The crime of human trafficking often slips under the public radar, but the recent arrest of Ghislaine Maxwell may change all that. Maxwell was the lover and accomplice of Jeffrey Epstein, the deceased hedge fund manager alleged to have used underage girls as sex slaves. The Epstein scandal threatens to engulf everyone from Prince Andrew to Bill Clinton to former Cabinet officials in the Trump Administration.
Epstein’s death in federal prison last August was mysterious and has led to a lot of conspiracy theories with varying degrees of credibility. With Maxwell now in custody and awaiting trial, perhaps now is a good time to step back and look at exactly what is human trafficking? How extensive is it? The answers are not comforting.
Defining human trafficking
Congress passed the Trafficking Victims Protection Act of 2000 and has reauthorized that legislation several times in the ensuing 2 decades.

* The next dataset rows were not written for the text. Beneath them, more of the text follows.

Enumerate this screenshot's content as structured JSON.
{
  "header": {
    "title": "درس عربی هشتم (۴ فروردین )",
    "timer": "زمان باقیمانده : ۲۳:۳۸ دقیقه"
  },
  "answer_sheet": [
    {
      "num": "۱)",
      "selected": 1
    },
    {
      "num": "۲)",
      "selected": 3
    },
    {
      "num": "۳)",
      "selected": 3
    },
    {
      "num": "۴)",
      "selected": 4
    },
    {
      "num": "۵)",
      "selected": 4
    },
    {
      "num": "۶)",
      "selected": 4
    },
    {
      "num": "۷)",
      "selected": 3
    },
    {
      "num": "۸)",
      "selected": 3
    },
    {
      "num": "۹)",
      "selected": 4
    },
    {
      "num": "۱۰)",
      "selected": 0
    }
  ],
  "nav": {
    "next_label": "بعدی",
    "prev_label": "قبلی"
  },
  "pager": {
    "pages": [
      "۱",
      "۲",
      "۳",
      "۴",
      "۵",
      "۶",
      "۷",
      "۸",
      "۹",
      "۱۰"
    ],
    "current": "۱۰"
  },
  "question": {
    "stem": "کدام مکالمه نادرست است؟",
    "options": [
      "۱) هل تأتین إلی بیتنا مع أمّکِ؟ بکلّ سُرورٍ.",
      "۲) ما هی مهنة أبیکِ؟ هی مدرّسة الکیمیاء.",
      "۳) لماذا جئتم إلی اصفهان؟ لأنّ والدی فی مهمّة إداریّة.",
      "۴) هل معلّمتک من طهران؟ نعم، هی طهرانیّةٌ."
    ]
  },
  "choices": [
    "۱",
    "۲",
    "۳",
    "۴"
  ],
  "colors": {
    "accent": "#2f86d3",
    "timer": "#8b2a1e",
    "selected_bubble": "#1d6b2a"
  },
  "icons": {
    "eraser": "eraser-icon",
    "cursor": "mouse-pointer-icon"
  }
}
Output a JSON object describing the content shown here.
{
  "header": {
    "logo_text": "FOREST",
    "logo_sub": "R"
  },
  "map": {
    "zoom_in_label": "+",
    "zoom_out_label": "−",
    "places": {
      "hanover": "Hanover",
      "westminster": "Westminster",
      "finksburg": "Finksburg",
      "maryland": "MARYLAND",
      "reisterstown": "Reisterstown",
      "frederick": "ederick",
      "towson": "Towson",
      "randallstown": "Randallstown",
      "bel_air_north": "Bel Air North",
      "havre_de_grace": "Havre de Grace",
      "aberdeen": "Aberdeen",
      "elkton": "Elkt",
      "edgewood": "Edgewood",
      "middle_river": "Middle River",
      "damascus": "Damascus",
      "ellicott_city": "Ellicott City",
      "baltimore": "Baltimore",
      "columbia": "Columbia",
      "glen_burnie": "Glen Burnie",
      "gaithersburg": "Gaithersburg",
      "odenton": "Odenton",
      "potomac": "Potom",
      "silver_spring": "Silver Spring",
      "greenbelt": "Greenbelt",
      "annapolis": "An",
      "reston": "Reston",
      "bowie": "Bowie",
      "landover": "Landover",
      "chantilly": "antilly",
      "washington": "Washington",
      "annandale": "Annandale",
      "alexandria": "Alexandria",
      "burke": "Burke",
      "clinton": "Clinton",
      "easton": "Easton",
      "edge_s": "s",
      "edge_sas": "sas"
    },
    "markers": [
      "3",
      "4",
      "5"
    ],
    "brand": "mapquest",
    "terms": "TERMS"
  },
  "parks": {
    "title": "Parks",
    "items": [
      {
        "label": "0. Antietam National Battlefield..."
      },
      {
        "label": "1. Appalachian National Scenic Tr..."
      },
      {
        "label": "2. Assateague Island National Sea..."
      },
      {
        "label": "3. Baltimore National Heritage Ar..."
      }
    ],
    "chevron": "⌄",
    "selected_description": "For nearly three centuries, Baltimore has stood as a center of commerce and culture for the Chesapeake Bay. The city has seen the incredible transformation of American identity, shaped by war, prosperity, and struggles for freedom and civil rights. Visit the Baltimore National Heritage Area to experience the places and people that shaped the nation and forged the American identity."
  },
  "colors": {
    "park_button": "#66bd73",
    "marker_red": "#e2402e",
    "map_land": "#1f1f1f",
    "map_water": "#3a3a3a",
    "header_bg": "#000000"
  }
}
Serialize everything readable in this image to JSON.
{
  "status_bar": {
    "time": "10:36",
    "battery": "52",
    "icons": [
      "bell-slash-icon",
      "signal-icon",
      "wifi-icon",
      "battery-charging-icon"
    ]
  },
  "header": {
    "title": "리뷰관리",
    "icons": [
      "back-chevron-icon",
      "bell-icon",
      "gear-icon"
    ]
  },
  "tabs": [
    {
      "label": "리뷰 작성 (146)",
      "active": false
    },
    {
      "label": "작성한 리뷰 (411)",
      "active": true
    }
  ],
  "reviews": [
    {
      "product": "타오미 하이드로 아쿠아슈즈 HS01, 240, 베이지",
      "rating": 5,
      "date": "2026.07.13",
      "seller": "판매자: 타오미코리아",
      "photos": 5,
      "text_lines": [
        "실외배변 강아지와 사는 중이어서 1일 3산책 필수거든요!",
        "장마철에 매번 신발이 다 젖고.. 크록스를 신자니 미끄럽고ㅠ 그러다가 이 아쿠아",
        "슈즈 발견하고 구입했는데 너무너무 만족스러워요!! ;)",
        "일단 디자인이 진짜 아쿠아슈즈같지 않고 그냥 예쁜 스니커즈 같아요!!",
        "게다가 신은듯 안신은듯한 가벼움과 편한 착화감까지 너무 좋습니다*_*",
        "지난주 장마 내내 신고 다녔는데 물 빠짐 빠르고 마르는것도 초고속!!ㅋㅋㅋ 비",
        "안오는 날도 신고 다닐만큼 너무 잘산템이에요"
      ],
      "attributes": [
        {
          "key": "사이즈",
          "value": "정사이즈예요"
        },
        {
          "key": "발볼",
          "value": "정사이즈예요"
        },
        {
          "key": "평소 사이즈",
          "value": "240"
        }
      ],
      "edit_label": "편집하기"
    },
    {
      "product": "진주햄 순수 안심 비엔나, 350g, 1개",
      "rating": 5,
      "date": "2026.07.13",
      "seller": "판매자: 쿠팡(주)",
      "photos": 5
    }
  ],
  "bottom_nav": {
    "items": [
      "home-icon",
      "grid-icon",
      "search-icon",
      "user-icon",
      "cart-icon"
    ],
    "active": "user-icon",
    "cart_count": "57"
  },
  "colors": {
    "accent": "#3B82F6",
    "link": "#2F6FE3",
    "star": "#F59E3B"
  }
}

While sex crimes draw media attention, trafficking also includes the “obtaining of a person for labor or services through the use of force, fraud or coercion for the purpose of subjection to involuntary servitude…”
Translation: Human trafficking is the modern-day form of slavery.
The evil practice covers everything from prostitution to taking on risky job offers or working in a private home, trapped and having no way out. It can include forced marriages and even organ removal.
Victims are commonly found working in industries like agriculture, hospitality, restaurants and domestic help. A business like a massage parlor that fronts for a prostitution ring is another common landing spot for those ensnared in trafficking’s web. Overseas, this can be forced labor that produces consumer goods at low costs and undercuts honest companies on the open market.
Who are the victims?
Traffickers look to target people who are experiencing either economic or psychological vulnerability. The traffickers rely on methods ranging from fraud to coercion to lure their victims in. A person ensnared in a trafficking ring will often start by believing they have found a better life or a job that will provide for their family.
The goal of the modern-day slave-trader is to make the victim dependent on the trafficker for their very survival and thereby less likely to blow the whistle. Ongoing psychological manipulation is necessary for the trafficker, so as to inflict enough mental trauma on the victim that they will not ask for help, even in a public setting where it would be safe to do so.
Women are disproportionately victimized by trafficking rings. Over half of identified victims are adult women and 72 percent of those exploited in the sex trade are female. Adult men comprise 21 percent of the identified victim population and are often used in farm fields or on construction projects. These same statistics show that nearly half of the victims never leave their home country. It all happens under the nose of their native land.
Human trafficking is a big business. It’s estimated to turn a profit of $150 billion, with two-thirds of that coming from sex slavery. Those figures are global. Within the United States, Homeland Security Investigations reported the following 2019 figures:
- 1,024 investigations
- 2,197 arrests
- 1,113 indictments
- 691 convictions
The data we have on file will still vastly understate the scope of the problem. Cases often go undetected. It’s been estimated that the number of victims can range anywhere between 20 million and 40 million people.
The prison term for a conviction on human trafficking varies on a number of factors, not the least of which was the nature of the particular crime. The coercion of children into sexual slavery can bring a life sentence. Other facets of trafficking might result in a 20-year prison term. The length of the sentence will also depend on whether state or federal charges are filed, and which state has jurisdiction.
Is there anything I can do?
Most human trafficking crimes take place under our very noses, so there are modest steps the average citizen can take to stop this plague. Be aware of the indicators that you’re looking at a victim. Is a person always in the company of someone they consistently defer to, even on basic matters like whom they talk with? Does a person appear as though they’ve been coached on how to respond to certain questions?
These are just a couple of warning signs. They don’t necessarily mean you’re looking at a victim, but they do mean that it’s something to be aware of. If you find yourself in such a situation, the best thing to do is reach out for help. Contact either local authorities or an organization that works to combat human trafficking and tell them what you noticed.
Above all, be aware that human trafficking—modern-day slavery—is real and it is happening here.